___ Material provided

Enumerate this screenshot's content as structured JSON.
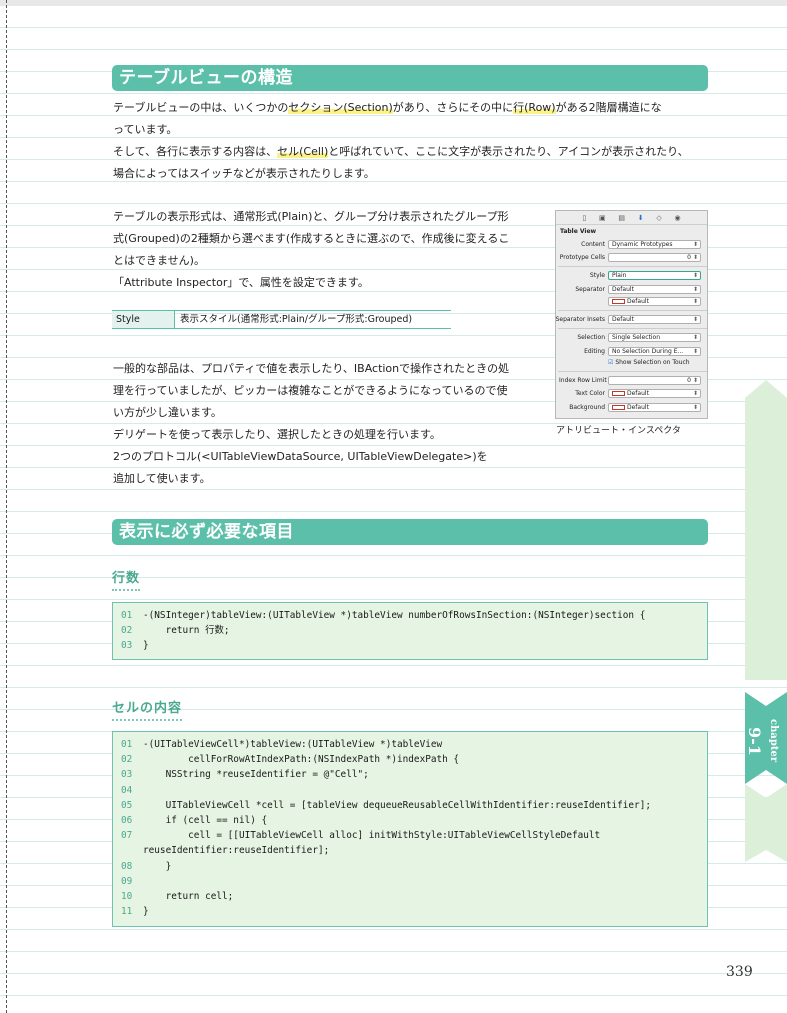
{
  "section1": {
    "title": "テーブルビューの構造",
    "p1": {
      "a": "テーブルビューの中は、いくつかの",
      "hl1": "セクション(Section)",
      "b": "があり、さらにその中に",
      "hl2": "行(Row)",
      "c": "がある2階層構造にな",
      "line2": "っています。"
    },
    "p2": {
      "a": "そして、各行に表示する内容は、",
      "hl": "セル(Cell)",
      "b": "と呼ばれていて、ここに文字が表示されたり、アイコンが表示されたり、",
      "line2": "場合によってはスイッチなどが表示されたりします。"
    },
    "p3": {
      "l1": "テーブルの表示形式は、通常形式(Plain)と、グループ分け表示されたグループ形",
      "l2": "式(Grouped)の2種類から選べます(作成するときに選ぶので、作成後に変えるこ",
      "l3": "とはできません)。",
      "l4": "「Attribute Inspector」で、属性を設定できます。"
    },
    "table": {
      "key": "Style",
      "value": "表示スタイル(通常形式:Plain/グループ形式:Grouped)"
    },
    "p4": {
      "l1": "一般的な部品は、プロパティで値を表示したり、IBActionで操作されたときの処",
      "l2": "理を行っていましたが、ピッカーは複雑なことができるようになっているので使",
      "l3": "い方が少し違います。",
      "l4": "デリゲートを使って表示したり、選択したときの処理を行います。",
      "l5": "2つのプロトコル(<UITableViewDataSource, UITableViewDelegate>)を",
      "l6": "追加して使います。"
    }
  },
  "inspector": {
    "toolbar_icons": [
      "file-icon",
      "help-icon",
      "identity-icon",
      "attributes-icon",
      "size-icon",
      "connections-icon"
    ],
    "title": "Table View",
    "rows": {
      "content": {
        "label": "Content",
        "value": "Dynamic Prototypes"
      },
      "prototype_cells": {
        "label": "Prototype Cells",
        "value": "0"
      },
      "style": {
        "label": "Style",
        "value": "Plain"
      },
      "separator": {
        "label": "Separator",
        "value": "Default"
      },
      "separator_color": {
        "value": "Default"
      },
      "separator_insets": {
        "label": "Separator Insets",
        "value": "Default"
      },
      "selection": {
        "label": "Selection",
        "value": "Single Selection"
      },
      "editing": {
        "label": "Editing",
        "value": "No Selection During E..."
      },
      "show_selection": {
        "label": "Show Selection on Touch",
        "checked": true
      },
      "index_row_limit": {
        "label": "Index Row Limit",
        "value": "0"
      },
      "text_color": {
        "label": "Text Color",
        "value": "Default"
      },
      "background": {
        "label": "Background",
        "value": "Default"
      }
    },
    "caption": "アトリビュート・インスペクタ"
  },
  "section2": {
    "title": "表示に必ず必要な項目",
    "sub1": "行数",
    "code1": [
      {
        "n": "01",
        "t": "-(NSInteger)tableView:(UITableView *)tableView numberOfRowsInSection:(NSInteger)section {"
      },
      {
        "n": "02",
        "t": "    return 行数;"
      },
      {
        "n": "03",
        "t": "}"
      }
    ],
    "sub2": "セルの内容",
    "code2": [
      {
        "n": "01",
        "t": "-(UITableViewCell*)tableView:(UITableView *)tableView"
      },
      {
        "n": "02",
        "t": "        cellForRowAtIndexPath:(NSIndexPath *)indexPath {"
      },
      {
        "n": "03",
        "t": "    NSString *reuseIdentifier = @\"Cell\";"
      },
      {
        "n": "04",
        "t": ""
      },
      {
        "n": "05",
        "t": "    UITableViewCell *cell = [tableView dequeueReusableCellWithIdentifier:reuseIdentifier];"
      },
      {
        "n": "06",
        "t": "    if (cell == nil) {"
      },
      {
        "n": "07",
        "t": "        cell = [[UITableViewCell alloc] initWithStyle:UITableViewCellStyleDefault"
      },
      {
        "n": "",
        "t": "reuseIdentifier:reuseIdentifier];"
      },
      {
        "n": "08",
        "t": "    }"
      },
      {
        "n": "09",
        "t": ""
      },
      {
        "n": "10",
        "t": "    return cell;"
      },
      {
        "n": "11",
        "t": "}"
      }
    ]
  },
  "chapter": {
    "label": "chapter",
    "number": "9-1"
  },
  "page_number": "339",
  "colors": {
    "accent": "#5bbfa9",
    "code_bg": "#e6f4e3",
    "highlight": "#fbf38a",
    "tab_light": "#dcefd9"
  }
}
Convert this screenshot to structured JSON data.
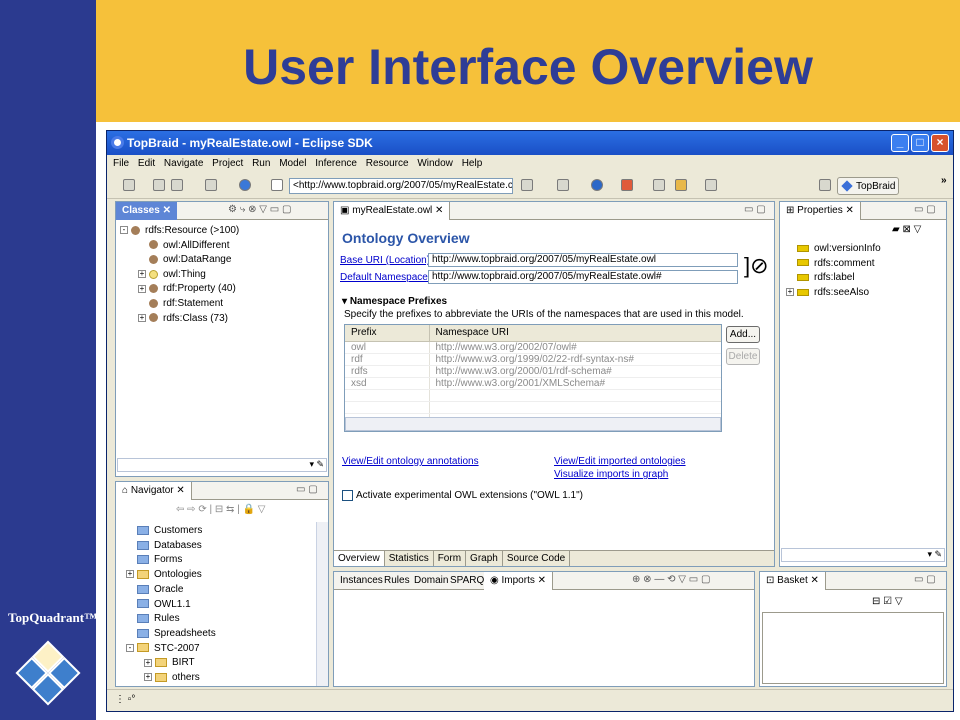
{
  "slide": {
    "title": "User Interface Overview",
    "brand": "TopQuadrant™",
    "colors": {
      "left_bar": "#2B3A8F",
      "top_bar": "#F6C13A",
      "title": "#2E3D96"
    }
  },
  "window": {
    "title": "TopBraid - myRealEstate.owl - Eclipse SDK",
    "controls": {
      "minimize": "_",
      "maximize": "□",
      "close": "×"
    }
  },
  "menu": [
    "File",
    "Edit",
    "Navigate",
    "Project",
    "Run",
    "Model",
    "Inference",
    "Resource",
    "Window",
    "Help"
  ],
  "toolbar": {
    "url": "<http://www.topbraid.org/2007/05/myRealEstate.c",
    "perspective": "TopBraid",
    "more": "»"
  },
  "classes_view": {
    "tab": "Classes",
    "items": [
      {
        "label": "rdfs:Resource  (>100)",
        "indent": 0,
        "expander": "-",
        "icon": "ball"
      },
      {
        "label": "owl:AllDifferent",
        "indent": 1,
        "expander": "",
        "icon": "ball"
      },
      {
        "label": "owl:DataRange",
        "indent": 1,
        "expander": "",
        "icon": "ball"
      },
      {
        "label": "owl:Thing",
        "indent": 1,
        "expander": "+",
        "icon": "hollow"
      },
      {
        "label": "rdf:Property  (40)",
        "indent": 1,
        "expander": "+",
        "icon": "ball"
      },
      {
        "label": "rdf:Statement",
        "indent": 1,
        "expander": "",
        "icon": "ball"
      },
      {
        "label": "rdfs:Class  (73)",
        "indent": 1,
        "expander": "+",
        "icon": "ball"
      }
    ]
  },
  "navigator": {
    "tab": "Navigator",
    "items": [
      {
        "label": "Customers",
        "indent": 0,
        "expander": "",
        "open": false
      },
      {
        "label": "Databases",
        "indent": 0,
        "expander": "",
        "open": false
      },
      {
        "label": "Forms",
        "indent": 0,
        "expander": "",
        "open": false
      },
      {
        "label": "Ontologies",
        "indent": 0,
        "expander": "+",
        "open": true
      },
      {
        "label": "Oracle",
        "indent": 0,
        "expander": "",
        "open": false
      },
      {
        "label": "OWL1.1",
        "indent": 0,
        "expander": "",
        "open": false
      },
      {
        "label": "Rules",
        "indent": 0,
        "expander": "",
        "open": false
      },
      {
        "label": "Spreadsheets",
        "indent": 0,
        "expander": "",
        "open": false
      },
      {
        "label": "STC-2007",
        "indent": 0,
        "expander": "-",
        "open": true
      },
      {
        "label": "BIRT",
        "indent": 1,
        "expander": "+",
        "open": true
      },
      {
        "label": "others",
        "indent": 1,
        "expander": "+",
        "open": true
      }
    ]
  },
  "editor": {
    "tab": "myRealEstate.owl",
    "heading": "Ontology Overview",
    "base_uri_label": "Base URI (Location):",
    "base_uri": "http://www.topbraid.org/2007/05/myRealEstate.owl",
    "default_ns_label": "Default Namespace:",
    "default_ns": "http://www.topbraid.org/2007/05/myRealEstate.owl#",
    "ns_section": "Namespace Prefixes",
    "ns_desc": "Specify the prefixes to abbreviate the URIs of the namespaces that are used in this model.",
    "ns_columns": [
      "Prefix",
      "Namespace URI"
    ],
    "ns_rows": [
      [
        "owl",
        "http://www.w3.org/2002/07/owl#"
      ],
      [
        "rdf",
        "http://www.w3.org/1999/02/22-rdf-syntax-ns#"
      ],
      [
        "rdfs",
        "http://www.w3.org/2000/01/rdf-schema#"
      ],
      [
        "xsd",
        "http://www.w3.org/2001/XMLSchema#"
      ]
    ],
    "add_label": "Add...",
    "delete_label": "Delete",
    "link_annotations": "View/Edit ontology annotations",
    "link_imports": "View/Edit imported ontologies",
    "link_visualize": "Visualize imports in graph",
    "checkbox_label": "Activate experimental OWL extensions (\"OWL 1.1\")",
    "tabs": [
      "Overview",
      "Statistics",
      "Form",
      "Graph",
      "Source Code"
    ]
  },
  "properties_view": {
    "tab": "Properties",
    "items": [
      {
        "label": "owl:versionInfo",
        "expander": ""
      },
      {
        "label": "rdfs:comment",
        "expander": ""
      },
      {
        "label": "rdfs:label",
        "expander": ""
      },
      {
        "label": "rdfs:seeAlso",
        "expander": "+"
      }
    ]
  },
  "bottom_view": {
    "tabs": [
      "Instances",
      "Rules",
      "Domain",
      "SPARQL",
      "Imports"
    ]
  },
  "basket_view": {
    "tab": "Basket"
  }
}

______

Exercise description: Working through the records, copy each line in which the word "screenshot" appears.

Written response:
Enumerate this screenshot's content as structured JSON.
Convert this screenshot to structured JSON data.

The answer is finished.